Due by 11:59 PM on Monday, November 6, 2023

For this exercise, you’ll visualize something over time. You can use whatever data you want. Use a dataset from a past exercise, use one of the built-in datasets like gapminder from the {gapminder} package, download stuff from the World Bank with the {WDI} package, or download stuff from FRED using the {tidyquant} package. Anything is fair game.

There’s no specific way you should visualize time. Show it as a line, or as bars, or with a heatmap, or with ridgeplots, or with whatever is most appropriate for the story you’re telling. You’re free to do whatever you want!

This can be as simple or as complex as you want. You don’t need to make your plot super fancy, but if you’re feeling brave, experiment with changing colors or modifying themes and theme elements.

This example page will be incredibly useful for you:

You’ll be doing all your R work in R Markdown. You can download a zipped file of a pre-made project here:

And as always, if you’re struggling, please talk to me and use Slack and talk to your classmates! Don’t suffer in silence!
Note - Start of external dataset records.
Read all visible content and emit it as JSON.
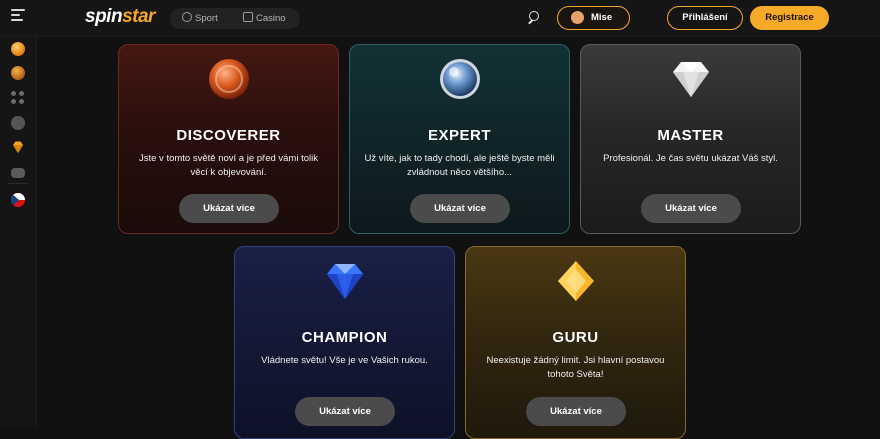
{
  "header": {
    "logo_part1": "spin",
    "logo_part2": "star",
    "nav": [
      {
        "label": "Sport",
        "icon": "soccer-ball-icon"
      },
      {
        "label": "Casino",
        "icon": "casino-chip-icon"
      }
    ],
    "mise_label": "Mise",
    "login_label": "Přihlášení",
    "register_label": "Registrace"
  },
  "sidebar": {
    "icons": [
      "coin-icon",
      "cookie-icon",
      "grid-dots-icon",
      "settings-icon",
      "diamond-icon",
      "chat-icon",
      "czech-flag-icon"
    ]
  },
  "colors": {
    "accent": "#f7a928",
    "background": "#111111",
    "button": "#4b4b4b"
  },
  "levels": [
    {
      "title": "DISCOVERER",
      "desc": "Jste v tomto světě noví a je před vámi tolik věcí k objevování.",
      "button": "Ukázat více",
      "badge": "copper-coin-icon"
    },
    {
      "title": "EXPERT",
      "desc": "Už víte, jak to tady chodí, ale ještě byste měli zvládnout něco většího...",
      "button": "Ukázat více",
      "badge": "blue-orb-icon"
    },
    {
      "title": "MASTER",
      "desc": "Profesionál. Je čas světu ukázat Váš styl.",
      "button": "Ukázat více",
      "badge": "white-diamond-icon"
    },
    {
      "title": "CHAMPION",
      "desc": "Vládnete světu! Vše je ve Vašich rukou.",
      "button": "Ukázat více",
      "badge": "blue-diamond-icon"
    },
    {
      "title": "GURU",
      "desc": "Neexistuje žádný limit. Jsi hlavní postavou tohoto Světa!",
      "button": "Ukázat více",
      "badge": "gold-gem-icon"
    }
  ]
}
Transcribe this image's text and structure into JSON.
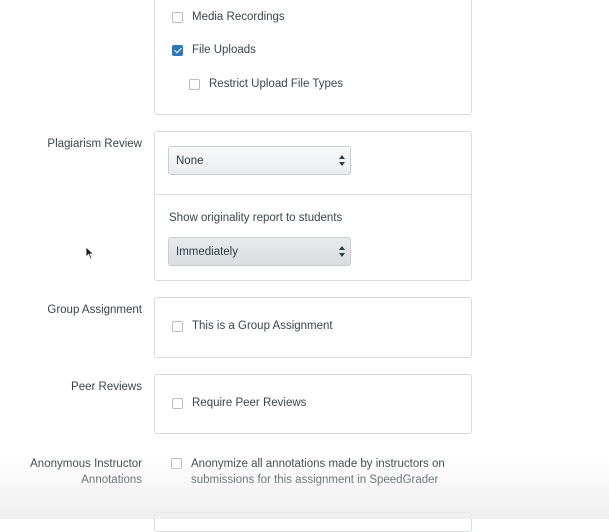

  1. If you’re using R on your own computer, download this file, unzip it, and double click on the file named exercise-11.Rproj: 11-exercise.zip

    (Alternatively, you can open the project named “Exercise 11” on Posit.cloud and complete the assignment in your browser without needing to install anything. This link should take you to the project—if it doesn’t, log in and look for the project named “Exercise 11”.)

  2. Rename the R Markdown file named your-name_exercise-11.Rmd to something that matches your name and open it in RStudio.

  3. Complete the tasks given in the R Markdown file.

    Fill out code in the empty chunks provided (you can definitely copy, paste, and adapt from other code in the document or the example page—don’t try to write everything from scratch!).

    You’ll need to insert your own code chunks. Rather than typing them by hand (that’s tedious!), use the “Insert” button at the top of the editing window, or press + + I on macOS, or ctrl + alt + I on Windows.

    Remember that you can run an entire chunk by clicking on the green play arrow in the top right corner of the chunk. You can also run lines of code line-by-line if you place your cursor on some R code and press + enter (for macOS users) or ctrl + enter (for Windows users).

    Make sure you run each chunk sequentially. If you run a chunk in the middle of the document without running previous ones, it might not work, since previous chunks might do things that later chunks depend on.

  4. When you’re all done, click on the “Knit” button at the top of the editing window and create a Word or PDF version (if you’ve installed tinytex) of your document. Upload that file to iCollege. Do not upload a knitted HTML file (they don’t work on iCollege).